Centrosomal protein of 152 kDa, also known as Cep152, is a protein that in humans is encoded by the CEP152 gene. It is the ortholog of the Drosophila melanogaster gene asterless (asl) and both are required for centriole duplication.
Centrosomes are the major microtubule organizing centers (MTOC) in mammalian cells. Failure of centrosome regulation can cause mistakes in chromosome segregation and is associated with aneuploidy. A centrosome is composed of two orthogonal cylindrical protein assemblies, called centrioles, which are surrounded by a protein dense amorphous cloud of pericentriolar material (PCM). The PCM is essential for nucleation and organization of microtubules. The centrosome cycle is important to ensure that daughter cells receive a centrosome after cell division. As the cell cycle progresses, the centrosome undergoes a series of morphological and functional changes. Initiation of the centrosome cycle occurs early in the cell cycle in order to have two centrosomes by the time mitosis occurs.
Ciliogenesis is defined as the building of the cell's antenna or extracellular fluid mediation mechanism. It includes the assembly and disassembly of the cilia during the cell cycle. Cilia are important organelles of cells and are involved in numerous activities such as cell signaling, processing developmental signals, and directing the flow of fluids such as mucus over and around cells.
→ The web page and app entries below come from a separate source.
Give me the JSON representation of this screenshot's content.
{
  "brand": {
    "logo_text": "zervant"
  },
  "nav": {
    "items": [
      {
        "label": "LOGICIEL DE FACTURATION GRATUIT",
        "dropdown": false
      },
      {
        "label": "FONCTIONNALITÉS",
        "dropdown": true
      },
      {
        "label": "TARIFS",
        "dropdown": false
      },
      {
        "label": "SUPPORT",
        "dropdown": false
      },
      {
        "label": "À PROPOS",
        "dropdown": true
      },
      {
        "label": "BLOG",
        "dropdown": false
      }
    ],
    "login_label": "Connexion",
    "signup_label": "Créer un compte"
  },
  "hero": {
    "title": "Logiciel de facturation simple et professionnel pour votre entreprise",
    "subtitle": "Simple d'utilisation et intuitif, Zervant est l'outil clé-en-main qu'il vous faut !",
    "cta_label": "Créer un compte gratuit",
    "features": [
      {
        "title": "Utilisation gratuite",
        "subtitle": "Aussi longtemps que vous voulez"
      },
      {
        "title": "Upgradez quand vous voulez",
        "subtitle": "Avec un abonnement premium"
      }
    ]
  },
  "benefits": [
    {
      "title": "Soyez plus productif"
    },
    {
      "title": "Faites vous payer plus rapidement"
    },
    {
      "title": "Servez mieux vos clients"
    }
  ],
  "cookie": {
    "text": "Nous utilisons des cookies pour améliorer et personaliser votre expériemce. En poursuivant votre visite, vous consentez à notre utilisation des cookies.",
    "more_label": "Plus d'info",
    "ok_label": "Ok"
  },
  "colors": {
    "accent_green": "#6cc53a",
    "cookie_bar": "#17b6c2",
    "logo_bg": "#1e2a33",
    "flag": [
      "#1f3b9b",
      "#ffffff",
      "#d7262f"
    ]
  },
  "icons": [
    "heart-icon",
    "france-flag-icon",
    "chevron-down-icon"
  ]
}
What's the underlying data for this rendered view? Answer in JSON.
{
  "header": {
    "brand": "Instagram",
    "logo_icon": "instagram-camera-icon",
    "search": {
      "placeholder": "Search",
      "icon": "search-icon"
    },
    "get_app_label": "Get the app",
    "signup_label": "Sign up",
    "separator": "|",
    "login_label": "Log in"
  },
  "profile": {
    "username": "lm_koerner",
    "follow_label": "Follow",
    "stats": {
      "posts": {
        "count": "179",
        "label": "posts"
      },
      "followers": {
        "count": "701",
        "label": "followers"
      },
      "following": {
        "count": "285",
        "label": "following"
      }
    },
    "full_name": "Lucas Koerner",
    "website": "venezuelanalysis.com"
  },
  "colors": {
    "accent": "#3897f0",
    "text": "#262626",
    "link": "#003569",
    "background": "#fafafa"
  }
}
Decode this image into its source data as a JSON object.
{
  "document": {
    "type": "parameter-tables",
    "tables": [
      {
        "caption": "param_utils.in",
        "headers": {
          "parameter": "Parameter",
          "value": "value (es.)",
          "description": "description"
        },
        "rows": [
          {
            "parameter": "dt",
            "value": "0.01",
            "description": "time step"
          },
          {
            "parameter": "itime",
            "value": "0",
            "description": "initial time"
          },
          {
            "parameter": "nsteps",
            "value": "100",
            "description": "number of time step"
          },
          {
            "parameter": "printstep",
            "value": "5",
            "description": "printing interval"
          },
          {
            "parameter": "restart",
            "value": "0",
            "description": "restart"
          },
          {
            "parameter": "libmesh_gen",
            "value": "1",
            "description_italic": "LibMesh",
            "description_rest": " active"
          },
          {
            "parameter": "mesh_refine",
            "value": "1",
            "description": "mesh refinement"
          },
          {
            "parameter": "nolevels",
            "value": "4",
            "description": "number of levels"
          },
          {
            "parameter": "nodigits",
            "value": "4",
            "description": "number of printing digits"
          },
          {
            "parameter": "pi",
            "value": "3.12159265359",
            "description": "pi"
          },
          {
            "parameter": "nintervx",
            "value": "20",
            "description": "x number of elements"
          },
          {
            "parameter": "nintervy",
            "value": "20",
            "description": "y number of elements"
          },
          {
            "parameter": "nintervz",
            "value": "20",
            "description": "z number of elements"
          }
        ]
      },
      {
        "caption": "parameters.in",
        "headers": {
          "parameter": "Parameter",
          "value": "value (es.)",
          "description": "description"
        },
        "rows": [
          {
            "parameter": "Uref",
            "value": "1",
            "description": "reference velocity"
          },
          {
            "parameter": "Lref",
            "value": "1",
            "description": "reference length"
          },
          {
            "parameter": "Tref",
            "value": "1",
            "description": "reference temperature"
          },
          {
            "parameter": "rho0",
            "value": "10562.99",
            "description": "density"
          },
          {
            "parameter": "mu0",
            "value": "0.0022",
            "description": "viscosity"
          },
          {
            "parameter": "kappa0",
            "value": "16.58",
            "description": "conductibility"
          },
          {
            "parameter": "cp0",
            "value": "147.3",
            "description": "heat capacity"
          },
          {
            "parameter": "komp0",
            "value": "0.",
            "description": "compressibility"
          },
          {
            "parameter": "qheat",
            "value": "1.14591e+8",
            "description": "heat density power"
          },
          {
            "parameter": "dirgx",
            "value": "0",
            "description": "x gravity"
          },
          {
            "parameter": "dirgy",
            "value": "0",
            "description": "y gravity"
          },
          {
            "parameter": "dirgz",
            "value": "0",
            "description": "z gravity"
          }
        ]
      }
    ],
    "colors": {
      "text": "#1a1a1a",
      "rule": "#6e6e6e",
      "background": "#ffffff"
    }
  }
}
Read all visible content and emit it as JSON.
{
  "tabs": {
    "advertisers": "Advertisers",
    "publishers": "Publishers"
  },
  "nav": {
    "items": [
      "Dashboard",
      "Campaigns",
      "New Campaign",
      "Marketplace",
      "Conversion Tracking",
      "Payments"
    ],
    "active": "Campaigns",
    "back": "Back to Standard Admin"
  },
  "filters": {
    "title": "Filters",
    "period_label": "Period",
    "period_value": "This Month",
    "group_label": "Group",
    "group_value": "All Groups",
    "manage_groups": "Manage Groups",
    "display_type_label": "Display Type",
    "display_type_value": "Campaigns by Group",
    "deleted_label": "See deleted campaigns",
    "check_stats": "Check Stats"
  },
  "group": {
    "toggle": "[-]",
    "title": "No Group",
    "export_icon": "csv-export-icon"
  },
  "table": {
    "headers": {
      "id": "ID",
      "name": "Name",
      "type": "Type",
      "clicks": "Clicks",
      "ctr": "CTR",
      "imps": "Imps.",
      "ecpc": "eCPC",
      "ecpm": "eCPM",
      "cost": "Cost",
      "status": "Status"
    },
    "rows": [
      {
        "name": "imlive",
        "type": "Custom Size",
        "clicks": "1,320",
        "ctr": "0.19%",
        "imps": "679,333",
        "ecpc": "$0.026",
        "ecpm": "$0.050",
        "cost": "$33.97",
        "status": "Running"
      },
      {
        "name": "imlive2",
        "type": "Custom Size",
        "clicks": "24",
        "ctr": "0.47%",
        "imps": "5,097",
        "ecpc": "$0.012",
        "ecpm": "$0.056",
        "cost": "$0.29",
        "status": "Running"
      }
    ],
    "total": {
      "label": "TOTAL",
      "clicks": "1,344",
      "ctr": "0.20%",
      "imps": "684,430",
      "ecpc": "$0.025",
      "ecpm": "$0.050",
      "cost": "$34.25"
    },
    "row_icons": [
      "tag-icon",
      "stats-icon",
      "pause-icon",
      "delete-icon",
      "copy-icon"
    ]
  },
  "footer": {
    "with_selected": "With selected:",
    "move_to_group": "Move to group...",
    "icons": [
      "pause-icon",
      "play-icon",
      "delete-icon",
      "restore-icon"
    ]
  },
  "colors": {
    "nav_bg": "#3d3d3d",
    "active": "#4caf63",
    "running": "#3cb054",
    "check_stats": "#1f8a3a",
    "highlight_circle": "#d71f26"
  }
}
Due to the importance of these cell processes, defects in ciliogenesis can lead to numerous human diseases related to non-functioning cilia. Ciliogenesis may also play a role in the development of left/right handedness in humans.
Tubulin, gamma 1 is a protein in humans that is encoded by the TUBG1 gene. This gene encodes a member of the tubulin superfamily. The encoded protein localizes to the centrosome where it binds to microtubules as part of a complex referred to as the gamma-tubulin ring complex. The protein mediates microtubule nucleation and is required for microtubule formation and progression of the cell cycle.
Tubulin, epsilon 1 is a protein in humans that is encoded by the TUBE1 gene. This gene encodes a member of the tubulin superfamily. This protein localizes to the centriolar sub-distal appendages that are associated with the older of the two centrioles after centrosome duplication. This protein plays a central role in organization of the microtubules during centriole duplication
Sfi1 homolog, spindle assembly associated (yeast) is a protein that in humans is encoded by the SFI1 gene. It localizes to the centriole, and its S. pombe ortholog has been shown to be involved in spindle pole body duplication. SFI1 forms a complex with centrin 2.
Don W. Cleveland is an American cancer biologist and neurobiologist.